A great way to find the best bow for you and your fiddle is to try out different ones. Many shops around the world (both local and online) let you try out bows for a period of time and only charge you to ship the bow back to them.
Call around your area to see whether any local shops have bows you can try. It’s a good idea to only deal with shops that specialize in violins/fiddles/strings, and not just general music. Any shop that actually creates violins/fiddles is a great shop to try bows from.
Have a price range in mind when calling companies.
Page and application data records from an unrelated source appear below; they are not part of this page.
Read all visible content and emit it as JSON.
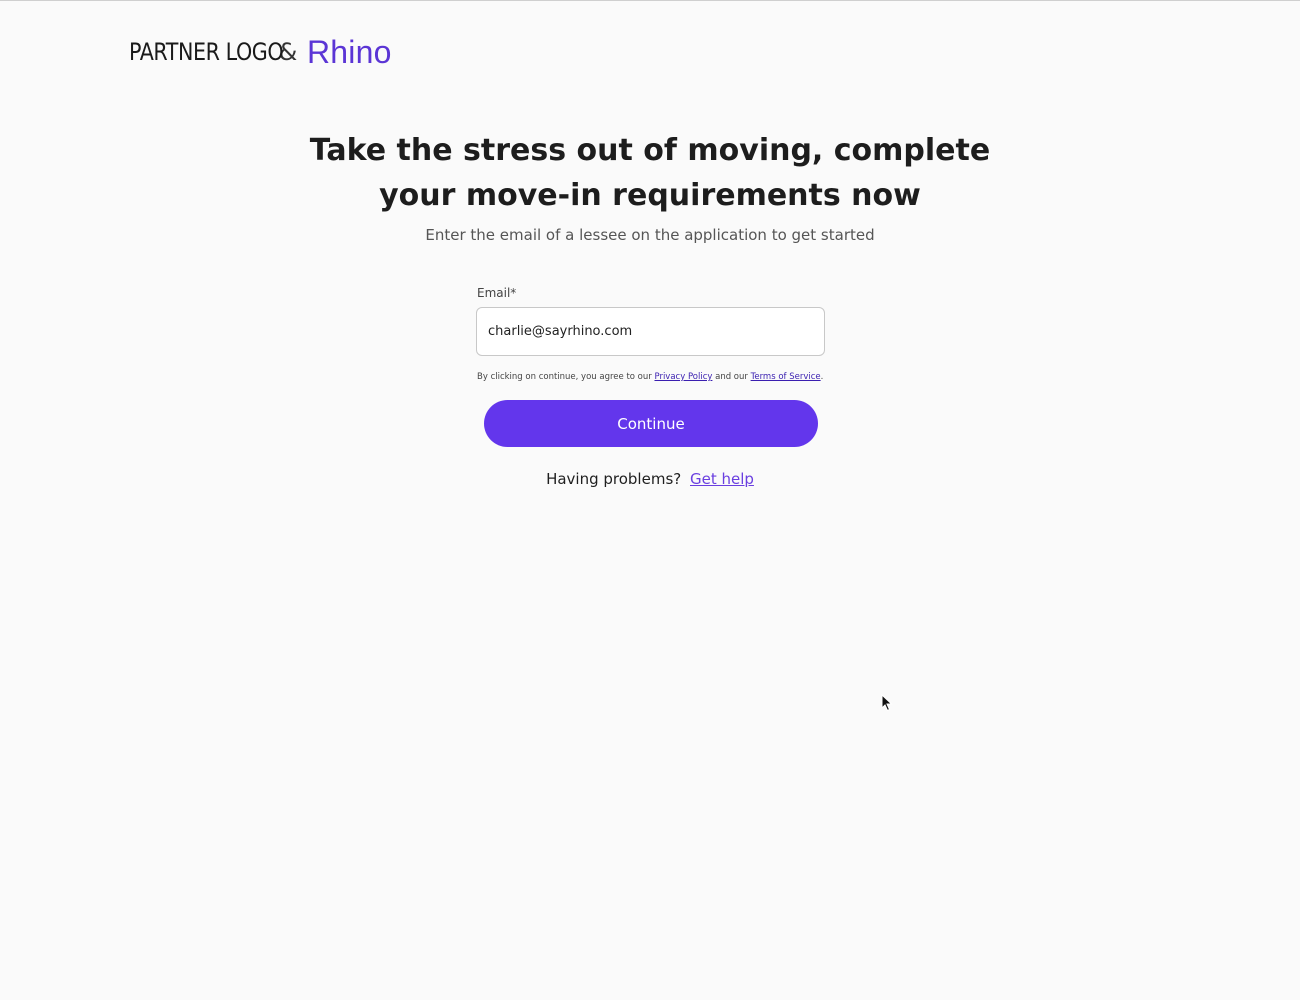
{
  "header": {
    "partner_logo": "PARTNER LOGO",
    "separator": "&",
    "brand_name": "Rhino"
  },
  "hero": {
    "headline_line1": "Take the stress out of moving, complete",
    "headline_line2": "your move-in requirements now",
    "subheadline": "Enter the email of a lessee on the application to get started"
  },
  "form": {
    "email_label": "Email*",
    "email_value": "charlie@sayrhino.com",
    "consent_prefix": "By clicking on continue, you agree to our ",
    "privacy_link": "Privacy Policy",
    "consent_middle": " and our ",
    "terms_link": "Terms of Service",
    "consent_suffix": ".",
    "continue_label": "Continue"
  },
  "help": {
    "prompt": "Having problems?",
    "link": "Get help"
  },
  "colors": {
    "accent": "#6336ec",
    "brand": "#5b35d5",
    "link": "#3a1fb0",
    "background": "#fafafa"
  },
  "icons": {
    "cursor": "mouse-pointer-icon"
  }
}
They’ll ship you a selection based on your budget and what they have available.
After you receive the bows, here’s the trial process:
Put a small sticky note or a colored sticker on the end of each bow to keep track of which company it came from.
Eventually, you’ll need to ship the ones you don’t want back.
Make sure there is rosin on each of the bows.
Play each bow for at least 30 seconds on the G and D strings.
You’ll be amazed how each bow changes the tone of the fiddle! If you don’t know how to play yet, have a teacher or friend who plays fiddle or violin do this for you.
Note one or two bows that you feel are best and one or two that you feel aren’t as good.
Repeat Steps 1 through 4 for the A and E strings.
If you find a trend where one bow doesn’t sound as good, eliminate it from the bunch.
Continue this process over the next few days until you’re down to two or three bows.
Spend time testing these “finalists” for the next couple of days/weeks.
Consider price in your decision and call the companies to find out more about the bows before you make a final decision.
Here are some additional points to consider when trying out a bow:
How does it feel in your hand? Do you find it easy to do certain techniques? Do you prefer a lighter or heavier bow?
Does the bow feel easy to balance at the frog? At the tip?
What kind of sound does it bring out of your fiddle?
Is there anything on this bow that makes it look different from the others? If so, you should ask the company about it.
What do your teacher or friends who play fiddle think of this bow?
Don’t feel rushed through this process. Sometimes you’ll have different opinions on different days. Always write down your observations and then note them for making future decisions.
Because every fiddle player has a different technique, you shouldn’t rely on someone else’s opinion as much as your own. It’s good to hear how another fiddle sounds with a bow you really like, but don’t let other players totally change your opinion. This is ultimately the bow you’re going to be playing with for a while, so it has to be comfortable for you!
If you’re more of a beginner player and are interested in a bow upgrade, you may not be able to tell a drastic difference in bow quality. In this case, try to find an advanced player and see what he thinks of the bow’s quality. Have the person demonstrate various passages and give his feedback to help you in making a decision.